And the best way to decide when to use a contract is to consider its advantages and disadvantages and how they apply to each employee in your organization.
- If you want control over the employee’s ability to leave your business. For example, if finding or training a replacement will be costly or time consuming for your company, you might want a written contract to lock the employee into a specific period. Or it can require the employee to give you enough notice to find and train a suitable replacement
- If the employee will be learning confidential and sensitive information about your business. You can insert confidentiality clauses that prevent the employee from disclosing the information or using it for personal gain. (Some companies insert noncompete clauses in the contract, too, but they’re tough to enforce.)
- If you want to entice a highly skilled individual to come work for your company. By promising the individual job security and beneficial terms in an employment contract, you can guarantee the promise and help seal the deal.

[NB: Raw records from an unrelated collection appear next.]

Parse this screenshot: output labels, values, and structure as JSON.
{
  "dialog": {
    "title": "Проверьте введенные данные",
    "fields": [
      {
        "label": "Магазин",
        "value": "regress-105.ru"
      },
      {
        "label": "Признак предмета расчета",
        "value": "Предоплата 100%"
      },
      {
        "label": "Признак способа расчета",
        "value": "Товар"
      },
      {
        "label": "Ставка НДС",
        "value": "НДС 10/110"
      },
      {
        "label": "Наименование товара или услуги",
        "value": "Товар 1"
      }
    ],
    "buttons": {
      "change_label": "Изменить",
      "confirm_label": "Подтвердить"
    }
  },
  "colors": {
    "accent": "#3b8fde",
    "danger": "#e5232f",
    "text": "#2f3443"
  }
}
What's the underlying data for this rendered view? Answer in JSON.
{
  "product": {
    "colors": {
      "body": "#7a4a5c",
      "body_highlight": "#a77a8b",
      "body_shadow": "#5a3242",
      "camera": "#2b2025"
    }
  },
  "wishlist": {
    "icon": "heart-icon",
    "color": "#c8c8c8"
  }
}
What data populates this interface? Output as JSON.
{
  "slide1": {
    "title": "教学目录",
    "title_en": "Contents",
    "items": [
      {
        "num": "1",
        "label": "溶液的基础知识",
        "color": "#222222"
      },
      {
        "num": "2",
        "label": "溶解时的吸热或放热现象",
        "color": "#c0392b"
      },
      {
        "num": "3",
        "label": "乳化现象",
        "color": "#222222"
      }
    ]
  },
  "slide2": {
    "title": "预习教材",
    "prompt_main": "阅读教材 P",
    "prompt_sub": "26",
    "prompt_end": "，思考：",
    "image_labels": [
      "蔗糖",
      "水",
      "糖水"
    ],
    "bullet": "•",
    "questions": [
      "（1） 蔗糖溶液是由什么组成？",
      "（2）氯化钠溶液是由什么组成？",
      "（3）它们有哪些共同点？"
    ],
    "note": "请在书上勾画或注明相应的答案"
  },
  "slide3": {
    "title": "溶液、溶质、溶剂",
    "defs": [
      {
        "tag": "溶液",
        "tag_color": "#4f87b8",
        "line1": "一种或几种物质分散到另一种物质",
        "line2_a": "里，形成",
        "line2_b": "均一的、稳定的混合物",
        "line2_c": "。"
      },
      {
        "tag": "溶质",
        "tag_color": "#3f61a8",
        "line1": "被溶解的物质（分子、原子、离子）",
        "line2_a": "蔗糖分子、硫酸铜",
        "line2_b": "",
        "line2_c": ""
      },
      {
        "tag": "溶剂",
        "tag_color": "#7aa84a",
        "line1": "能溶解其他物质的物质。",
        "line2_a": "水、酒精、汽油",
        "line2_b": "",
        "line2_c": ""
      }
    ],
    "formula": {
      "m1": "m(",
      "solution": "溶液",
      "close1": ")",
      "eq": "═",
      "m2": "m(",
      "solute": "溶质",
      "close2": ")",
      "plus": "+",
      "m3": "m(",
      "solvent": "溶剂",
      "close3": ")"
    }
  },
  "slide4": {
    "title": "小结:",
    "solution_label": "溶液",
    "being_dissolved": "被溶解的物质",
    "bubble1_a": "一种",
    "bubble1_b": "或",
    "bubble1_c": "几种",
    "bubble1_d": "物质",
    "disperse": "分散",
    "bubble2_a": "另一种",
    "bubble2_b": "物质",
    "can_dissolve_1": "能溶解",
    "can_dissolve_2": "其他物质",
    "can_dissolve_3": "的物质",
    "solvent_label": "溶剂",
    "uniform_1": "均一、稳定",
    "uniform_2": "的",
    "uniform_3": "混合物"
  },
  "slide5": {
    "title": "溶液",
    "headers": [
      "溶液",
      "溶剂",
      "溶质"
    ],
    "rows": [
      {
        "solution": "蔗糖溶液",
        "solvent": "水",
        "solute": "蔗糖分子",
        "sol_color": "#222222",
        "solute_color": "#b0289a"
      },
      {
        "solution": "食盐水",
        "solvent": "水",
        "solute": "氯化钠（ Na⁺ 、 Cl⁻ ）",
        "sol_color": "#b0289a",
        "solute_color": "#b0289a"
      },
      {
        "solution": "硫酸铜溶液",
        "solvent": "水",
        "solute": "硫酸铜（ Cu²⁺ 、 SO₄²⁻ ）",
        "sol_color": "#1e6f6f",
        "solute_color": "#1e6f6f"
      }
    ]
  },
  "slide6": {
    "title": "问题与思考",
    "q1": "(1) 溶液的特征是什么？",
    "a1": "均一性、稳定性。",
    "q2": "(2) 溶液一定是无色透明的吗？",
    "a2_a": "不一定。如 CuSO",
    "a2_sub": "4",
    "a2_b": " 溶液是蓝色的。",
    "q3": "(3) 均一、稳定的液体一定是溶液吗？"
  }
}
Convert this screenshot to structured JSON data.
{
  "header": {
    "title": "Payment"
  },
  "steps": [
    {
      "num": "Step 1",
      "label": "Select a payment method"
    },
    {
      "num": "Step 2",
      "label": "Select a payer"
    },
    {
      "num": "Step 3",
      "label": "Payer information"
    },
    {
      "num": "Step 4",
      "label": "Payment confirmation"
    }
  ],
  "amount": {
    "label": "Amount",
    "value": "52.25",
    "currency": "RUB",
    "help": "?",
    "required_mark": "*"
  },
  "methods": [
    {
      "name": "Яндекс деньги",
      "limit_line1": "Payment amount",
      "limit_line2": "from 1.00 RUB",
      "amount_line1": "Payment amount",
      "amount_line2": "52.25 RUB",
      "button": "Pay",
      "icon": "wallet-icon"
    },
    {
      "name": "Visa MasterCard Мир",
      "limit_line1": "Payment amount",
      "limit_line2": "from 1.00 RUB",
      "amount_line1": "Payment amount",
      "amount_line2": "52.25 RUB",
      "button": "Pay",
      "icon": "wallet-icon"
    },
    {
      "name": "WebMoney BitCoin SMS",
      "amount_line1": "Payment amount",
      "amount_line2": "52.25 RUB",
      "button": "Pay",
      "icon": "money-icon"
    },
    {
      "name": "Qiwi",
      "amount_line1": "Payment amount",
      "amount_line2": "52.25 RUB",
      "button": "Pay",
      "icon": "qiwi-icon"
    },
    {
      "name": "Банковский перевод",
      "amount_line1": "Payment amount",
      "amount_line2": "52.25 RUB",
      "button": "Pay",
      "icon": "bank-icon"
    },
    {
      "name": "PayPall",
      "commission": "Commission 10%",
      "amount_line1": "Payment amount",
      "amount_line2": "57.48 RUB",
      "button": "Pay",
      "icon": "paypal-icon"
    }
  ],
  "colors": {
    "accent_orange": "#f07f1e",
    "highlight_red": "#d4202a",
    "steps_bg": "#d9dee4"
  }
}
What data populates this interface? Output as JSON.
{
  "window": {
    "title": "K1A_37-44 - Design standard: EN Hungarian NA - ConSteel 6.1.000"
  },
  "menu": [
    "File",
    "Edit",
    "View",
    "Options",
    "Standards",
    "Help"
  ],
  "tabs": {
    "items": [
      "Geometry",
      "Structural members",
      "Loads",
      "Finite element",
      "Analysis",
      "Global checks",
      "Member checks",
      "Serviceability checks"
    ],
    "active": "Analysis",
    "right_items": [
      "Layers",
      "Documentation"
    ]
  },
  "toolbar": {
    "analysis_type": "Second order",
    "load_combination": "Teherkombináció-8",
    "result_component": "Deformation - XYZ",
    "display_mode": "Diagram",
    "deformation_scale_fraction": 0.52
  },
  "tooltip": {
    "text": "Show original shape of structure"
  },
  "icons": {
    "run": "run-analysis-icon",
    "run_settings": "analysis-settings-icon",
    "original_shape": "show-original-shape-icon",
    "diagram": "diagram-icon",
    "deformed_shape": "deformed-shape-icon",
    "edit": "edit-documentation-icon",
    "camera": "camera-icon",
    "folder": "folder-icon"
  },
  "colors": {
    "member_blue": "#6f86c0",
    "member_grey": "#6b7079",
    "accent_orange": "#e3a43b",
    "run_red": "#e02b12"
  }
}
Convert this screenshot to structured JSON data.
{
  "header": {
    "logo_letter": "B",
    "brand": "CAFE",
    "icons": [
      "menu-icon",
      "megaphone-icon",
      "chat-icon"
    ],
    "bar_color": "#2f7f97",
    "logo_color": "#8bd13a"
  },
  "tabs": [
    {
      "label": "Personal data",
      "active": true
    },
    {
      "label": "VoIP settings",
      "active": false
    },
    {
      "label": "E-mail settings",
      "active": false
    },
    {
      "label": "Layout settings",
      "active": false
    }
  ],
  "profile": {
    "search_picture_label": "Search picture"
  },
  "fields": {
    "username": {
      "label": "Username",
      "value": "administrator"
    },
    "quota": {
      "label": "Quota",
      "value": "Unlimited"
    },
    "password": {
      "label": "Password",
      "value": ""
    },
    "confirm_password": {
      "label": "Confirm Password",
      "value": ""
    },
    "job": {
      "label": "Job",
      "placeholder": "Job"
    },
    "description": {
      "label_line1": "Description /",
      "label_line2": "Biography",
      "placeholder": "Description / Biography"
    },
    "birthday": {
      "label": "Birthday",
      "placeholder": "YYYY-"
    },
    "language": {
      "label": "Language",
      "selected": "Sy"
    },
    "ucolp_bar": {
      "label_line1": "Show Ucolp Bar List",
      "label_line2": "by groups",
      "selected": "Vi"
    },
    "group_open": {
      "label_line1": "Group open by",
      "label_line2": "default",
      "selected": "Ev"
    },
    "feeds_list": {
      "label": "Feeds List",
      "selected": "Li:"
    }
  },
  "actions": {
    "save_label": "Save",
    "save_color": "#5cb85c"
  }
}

- If you want a greater level of control over the employee. For example, if the contract specifies standards for the employee’s performance and grounds for termination, you may have an easier time terminating an employee who doesn’t live up to your standards.
- Limited flexibility. Remember, the contract binds the employee and the employer. What if you later decide that you don’t like the contract terms and want to get out of them, or the needs of your business change? In those circumstances, if you want to change the contract terms, you’ll have to renegotiate the contract.
- Special legal requirements. Employment contracts bring with them a special legal obligation to deal fairly with the employee. In legal terms, this is called the “covenant of good faith and fair dealing.” If you end up treating the employee in a way that seems unfair, you may be legally responsible not only for violating the contract, but also for breaching your duty to act in good faith.